You are right about the weird direction sometimes the blogs take on this site; people are more fascinated by sensationalism than by any other things and who can blame them. I am just posting this blog hoping to solicit feedback from the readers.

According to the IRI Customs Administration, when it comes to imports, the top ten importing countries to Iran are Non-Muslim with the exception of UAE. This is logical, Iran mainly imports manufactured and Hi-tech goods, you don’t expect them to be made in Afghanistan or Iraq!  However, the exports statistics are different, for exports then Iraq ,Turkey, and Afghanistan are also among top ten, this is also understandable in light of the fact that Iran’s major exports are basic food stuff and  raw materials.

Obviously, Iran’s balance of trade with poor countries Iraq, Afganistan, Pakistan, and etc.  is positive is positive. On the contrary its balance of trade with industrialized nations is negative, hugely in a few cases.

Statistics aside, what I am trying to say is that one of the dividends of economic interconnections among nations is the promotion of tolerance and avoidance of conflicts. If I expect to gain from someone, not only I will respect him/her but also I will tolerate his/her beliefs and behaviors.



Niloufar Parsi

salam varjavand khan

by Niloufar Parsi on

nice to see you back. i have been looking out for you recently especially as the quality of blogs seems to be moving in a weird direction...

however, my first reading of your latest left me wondering, as according to my info, Iran's top 2 trade partners are Iraq and UAE. Is this not correct?

taking the case of Pakistan: trade with Iran was $141 million in year 2000, $1 billion in 2010, and is planned to grow to $4 billion by 2016.

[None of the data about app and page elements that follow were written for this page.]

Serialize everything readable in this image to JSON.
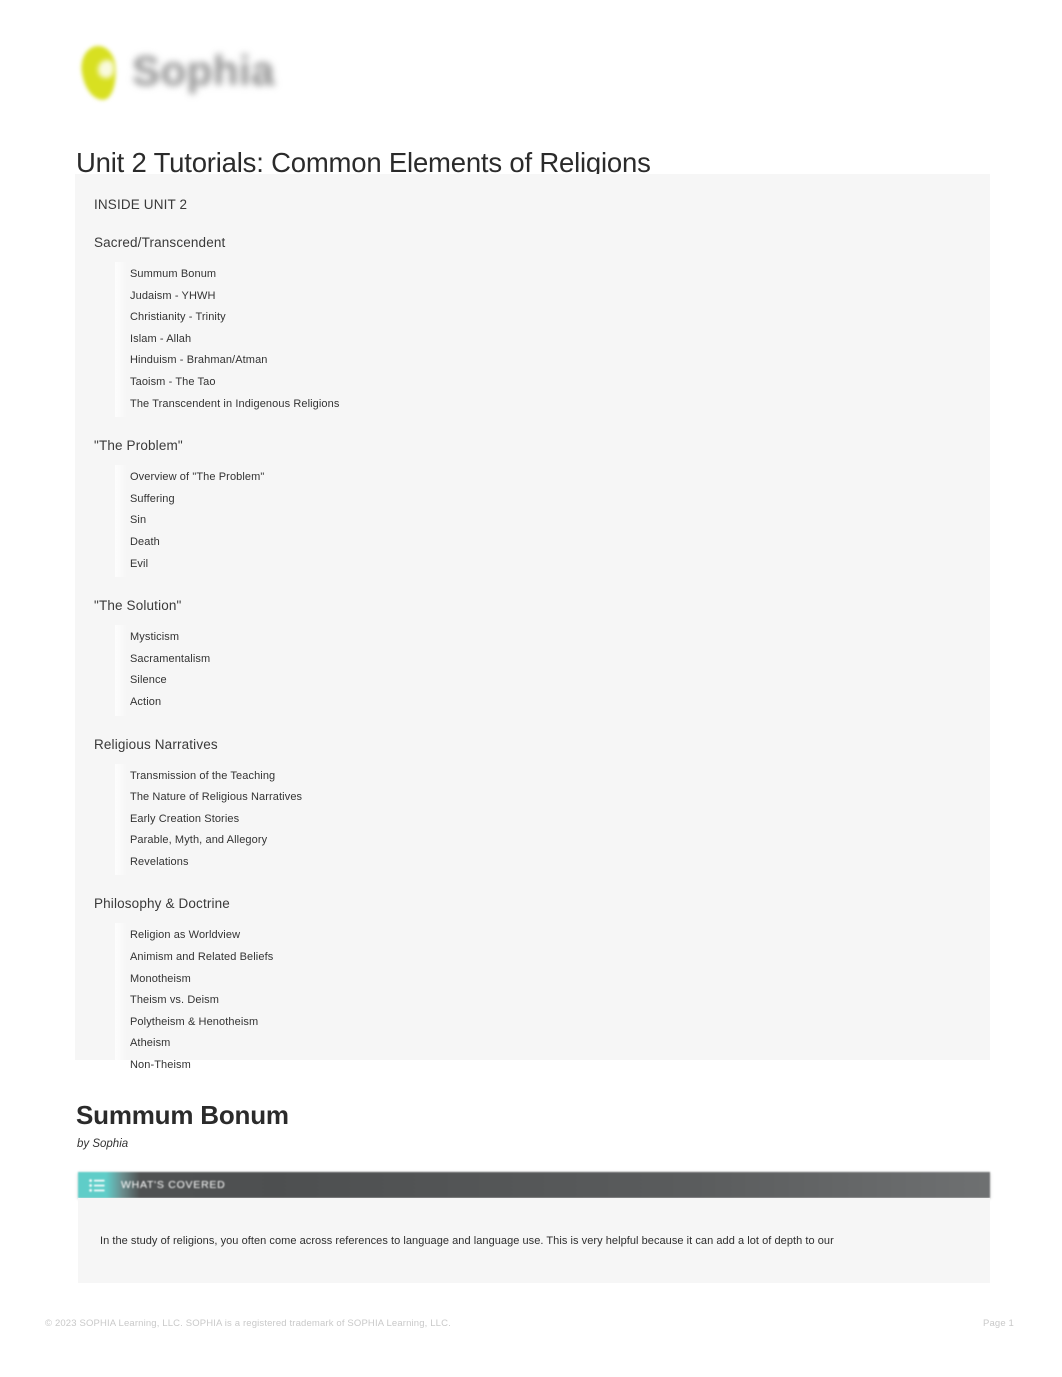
{
  "header": {
    "logo_mark": "sophia-leaf-logo",
    "logo_wordmark": "Sophia",
    "page_title": "Unit 2 Tutorials: Common Elements of Religions"
  },
  "toc": {
    "kicker": "INSIDE UNIT 2",
    "sections": [
      {
        "title": "Sacred/Transcendent",
        "items": [
          "Summum Bonum",
          "Judaism - YHWH",
          "Christianity - Trinity",
          "Islam - Allah",
          "Hinduism - Brahman/Atman",
          "Taoism - The Tao",
          "The Transcendent in Indigenous Religions"
        ]
      },
      {
        "title": "\"The Problem\"",
        "items": [
          "Overview of \"The Problem\"",
          "Suffering",
          "Sin",
          "Death",
          "Evil"
        ]
      },
      {
        "title": "\"The Solution\"",
        "items": [
          "Mysticism",
          "Sacramentalism",
          "Silence",
          "Action"
        ]
      },
      {
        "title": "Religious Narratives",
        "items": [
          "Transmission of the Teaching",
          "The Nature of Religious Narratives",
          "Early Creation Stories",
          "Parable, Myth, and Allegory",
          "Revelations"
        ]
      },
      {
        "title": "Philosophy & Doctrine",
        "items": [
          "Religion as Worldview",
          "Animism and Related Beliefs",
          "Monotheism",
          "Theism vs. Deism",
          "Polytheism & Henotheism",
          "Atheism",
          "Non-Theism"
        ]
      }
    ]
  },
  "tutorial": {
    "title": "Summum Bonum",
    "byline": "by Sophia",
    "banner": {
      "icon": "list-icon",
      "label": "WHAT'S COVERED",
      "accent_color": "#5fcdc8",
      "bar_color": "#4d4f50"
    },
    "paragraph": "In the study of religions, you often come across references to language and language use. This is very helpful because it can add a lot of depth to our"
  },
  "footer": {
    "copyright": "© 2023 SOPHIA Learning, LLC. SOPHIA is a registered trademark of SOPHIA Learning, LLC.",
    "page_number": "Page 1"
  }
}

and i have not mentioned trade with Turkey and Afghanistan or the caucuses...